    It was a surprise to me to discover the English word "lap" (sitting or lying on someone's lap; laptop) while, in Russian, it is "on someone's knees" ("на коленях"), which is, I guess, pretty ridiculous itself because the actual knee surface is too small to sit on.
    Yeah, колено (koléno) is annoyingly polysemantic. And it seems the same was true for локоть (lókot'); while now it normally means "elbow", old dictionaries (as well as the well-known historical unit of length) also indicate the meaning "forearm".
     

    jasio

    Senior Member
    It was a surprise to me to discover the English word "lap" (sitting or lying on someone's lap; laptop) while, in Russian, it is "on someone's knees" ("на коленях"), which is, I guess, pretty ridiculous itself because the actual knee surface is too small to sit on.
    And thus it would be very uncomfortable for both persons. ;-)
    Anyway, in Polish it's the same: "siedzieć komuś na kolanach".
     

    Chrzaszcz Saproksyliczny

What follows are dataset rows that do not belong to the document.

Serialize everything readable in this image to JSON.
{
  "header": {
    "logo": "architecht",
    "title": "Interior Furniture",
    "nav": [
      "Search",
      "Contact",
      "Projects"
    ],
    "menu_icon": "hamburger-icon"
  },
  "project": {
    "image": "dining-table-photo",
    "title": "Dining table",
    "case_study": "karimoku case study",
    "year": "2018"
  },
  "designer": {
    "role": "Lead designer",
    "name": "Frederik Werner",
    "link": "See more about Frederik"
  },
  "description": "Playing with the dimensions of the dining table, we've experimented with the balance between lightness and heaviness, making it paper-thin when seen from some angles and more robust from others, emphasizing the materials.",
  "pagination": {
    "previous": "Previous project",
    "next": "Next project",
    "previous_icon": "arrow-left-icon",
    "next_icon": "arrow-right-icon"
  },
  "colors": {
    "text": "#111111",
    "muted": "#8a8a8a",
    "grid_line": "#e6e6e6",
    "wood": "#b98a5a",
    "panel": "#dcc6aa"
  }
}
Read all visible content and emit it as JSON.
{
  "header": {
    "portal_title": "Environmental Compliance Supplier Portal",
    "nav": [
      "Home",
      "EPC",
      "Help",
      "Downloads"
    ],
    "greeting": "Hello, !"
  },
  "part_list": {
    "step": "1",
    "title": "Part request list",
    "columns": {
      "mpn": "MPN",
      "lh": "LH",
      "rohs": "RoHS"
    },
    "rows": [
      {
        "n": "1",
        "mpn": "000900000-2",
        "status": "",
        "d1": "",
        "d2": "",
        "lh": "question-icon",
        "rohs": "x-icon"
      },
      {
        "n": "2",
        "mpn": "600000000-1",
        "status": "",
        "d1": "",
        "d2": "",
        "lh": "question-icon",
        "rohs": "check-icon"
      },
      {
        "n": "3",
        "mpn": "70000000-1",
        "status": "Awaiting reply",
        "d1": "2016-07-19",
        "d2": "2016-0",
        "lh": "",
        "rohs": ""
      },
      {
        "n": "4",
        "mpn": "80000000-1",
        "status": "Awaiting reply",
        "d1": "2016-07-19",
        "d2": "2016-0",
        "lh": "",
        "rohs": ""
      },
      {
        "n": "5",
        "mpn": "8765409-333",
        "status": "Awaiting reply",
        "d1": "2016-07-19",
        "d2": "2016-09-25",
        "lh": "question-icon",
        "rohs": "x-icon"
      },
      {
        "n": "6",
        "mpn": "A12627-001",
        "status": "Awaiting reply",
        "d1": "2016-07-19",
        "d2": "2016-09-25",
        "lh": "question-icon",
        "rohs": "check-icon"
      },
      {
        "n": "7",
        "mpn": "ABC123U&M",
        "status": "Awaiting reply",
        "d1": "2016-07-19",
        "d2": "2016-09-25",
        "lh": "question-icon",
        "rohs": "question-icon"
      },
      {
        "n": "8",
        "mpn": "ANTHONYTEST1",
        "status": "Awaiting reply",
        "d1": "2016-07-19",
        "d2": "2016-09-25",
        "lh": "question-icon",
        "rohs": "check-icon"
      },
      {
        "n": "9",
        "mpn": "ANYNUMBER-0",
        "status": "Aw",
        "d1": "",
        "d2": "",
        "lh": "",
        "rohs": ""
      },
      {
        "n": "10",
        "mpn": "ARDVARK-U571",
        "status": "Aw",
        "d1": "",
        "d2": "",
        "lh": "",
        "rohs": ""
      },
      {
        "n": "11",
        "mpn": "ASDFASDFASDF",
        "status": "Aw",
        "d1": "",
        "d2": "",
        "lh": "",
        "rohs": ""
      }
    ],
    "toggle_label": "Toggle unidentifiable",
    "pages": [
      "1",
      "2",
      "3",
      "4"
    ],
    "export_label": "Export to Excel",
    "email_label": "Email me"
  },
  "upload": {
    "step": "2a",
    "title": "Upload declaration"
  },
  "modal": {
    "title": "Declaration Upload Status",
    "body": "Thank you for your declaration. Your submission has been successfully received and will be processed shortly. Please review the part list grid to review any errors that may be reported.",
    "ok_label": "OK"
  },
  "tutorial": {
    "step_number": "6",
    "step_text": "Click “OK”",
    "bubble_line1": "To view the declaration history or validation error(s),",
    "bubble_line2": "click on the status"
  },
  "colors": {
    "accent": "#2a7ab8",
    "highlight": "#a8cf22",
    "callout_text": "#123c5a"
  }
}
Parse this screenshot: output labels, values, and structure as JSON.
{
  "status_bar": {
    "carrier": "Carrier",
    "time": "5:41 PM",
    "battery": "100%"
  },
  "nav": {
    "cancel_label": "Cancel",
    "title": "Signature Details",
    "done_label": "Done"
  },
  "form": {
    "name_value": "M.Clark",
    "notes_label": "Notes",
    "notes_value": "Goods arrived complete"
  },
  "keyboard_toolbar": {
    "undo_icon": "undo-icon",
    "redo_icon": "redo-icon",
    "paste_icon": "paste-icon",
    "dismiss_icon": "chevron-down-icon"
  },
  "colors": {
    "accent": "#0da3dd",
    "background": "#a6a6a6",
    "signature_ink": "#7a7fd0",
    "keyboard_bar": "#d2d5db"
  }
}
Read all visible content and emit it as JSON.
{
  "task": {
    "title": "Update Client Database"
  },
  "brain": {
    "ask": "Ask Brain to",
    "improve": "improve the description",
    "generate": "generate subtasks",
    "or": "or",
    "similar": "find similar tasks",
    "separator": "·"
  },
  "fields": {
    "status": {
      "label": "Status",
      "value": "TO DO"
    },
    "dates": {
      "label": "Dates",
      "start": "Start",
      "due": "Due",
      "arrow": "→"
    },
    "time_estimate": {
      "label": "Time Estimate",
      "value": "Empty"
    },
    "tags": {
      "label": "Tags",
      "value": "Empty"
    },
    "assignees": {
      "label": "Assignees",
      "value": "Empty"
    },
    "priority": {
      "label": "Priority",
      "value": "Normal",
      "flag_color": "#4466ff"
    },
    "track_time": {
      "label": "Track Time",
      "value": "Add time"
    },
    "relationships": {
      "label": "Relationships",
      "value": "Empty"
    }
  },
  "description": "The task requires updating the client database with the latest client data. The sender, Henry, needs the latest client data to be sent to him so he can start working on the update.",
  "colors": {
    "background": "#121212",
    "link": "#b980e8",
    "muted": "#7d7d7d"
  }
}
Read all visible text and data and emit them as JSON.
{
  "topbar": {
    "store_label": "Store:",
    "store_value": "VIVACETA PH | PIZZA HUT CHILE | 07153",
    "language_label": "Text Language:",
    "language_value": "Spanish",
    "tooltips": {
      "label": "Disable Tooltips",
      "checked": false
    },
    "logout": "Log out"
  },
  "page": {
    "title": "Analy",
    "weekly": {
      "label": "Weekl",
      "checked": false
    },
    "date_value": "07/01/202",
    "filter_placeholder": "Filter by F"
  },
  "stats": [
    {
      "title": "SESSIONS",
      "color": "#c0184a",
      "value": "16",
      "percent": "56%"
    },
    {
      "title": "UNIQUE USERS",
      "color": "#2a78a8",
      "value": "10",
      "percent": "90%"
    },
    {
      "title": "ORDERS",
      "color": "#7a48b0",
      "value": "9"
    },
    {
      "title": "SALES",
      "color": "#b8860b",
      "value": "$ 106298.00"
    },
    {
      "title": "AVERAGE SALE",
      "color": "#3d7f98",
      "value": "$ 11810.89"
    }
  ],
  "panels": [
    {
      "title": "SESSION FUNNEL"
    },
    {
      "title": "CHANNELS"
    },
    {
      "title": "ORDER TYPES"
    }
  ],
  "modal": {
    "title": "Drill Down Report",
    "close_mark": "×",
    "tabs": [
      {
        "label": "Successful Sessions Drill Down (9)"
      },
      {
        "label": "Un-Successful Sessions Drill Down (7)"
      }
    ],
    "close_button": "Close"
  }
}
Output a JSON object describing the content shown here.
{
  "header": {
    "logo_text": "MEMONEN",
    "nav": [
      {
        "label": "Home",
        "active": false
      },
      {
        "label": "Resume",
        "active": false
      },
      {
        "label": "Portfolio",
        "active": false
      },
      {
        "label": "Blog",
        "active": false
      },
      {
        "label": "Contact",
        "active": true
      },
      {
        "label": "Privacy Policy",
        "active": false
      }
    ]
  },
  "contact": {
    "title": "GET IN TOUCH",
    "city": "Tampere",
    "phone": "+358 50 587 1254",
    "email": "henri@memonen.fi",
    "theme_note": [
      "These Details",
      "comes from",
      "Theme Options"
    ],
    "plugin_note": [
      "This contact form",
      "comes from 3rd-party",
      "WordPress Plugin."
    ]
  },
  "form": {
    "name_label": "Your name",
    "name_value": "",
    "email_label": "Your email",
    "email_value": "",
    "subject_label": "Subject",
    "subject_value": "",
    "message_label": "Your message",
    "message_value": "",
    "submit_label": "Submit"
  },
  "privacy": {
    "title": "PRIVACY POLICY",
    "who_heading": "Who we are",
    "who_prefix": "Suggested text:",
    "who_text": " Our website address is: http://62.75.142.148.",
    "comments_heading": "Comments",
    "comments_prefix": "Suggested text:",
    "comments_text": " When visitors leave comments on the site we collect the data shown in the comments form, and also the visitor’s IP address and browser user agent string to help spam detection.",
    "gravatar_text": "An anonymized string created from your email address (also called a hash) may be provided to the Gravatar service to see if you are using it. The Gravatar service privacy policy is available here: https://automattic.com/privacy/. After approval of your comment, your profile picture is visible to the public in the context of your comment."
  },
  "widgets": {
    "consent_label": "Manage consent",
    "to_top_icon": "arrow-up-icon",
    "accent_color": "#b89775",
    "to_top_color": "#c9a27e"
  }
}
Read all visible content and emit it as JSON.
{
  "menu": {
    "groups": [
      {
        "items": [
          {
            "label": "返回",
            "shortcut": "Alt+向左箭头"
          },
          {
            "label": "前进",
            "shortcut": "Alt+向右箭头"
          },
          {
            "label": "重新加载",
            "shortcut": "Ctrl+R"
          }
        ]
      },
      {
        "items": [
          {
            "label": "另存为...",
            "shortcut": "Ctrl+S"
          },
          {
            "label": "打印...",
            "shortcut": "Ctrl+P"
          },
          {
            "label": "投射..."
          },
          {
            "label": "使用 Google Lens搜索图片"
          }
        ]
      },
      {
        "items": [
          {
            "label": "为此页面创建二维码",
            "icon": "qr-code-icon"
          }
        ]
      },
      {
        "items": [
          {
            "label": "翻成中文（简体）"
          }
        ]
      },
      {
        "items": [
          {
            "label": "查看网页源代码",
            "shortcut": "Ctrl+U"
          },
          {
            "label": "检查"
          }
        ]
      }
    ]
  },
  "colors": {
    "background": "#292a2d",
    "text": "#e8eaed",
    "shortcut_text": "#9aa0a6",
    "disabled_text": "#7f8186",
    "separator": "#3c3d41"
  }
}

    Senior Member
    Polish - Poland
    In my experience, Polish native speakers rarely said "ramię" for an arm, or "bark" for shoulder, unless they wanted to be very specific (in sports or medical contexts). In everyday speech, I've more often heard ręka for either arm or hand (as in two SJP PWN's definitions), dłoń for specifically "hand" if one needed precision, and ramię for shoulder. The palm is sometimes referred to as wewnętrzna strona dłoni to avoid confusion.
     
    < Previous | Next >
    Top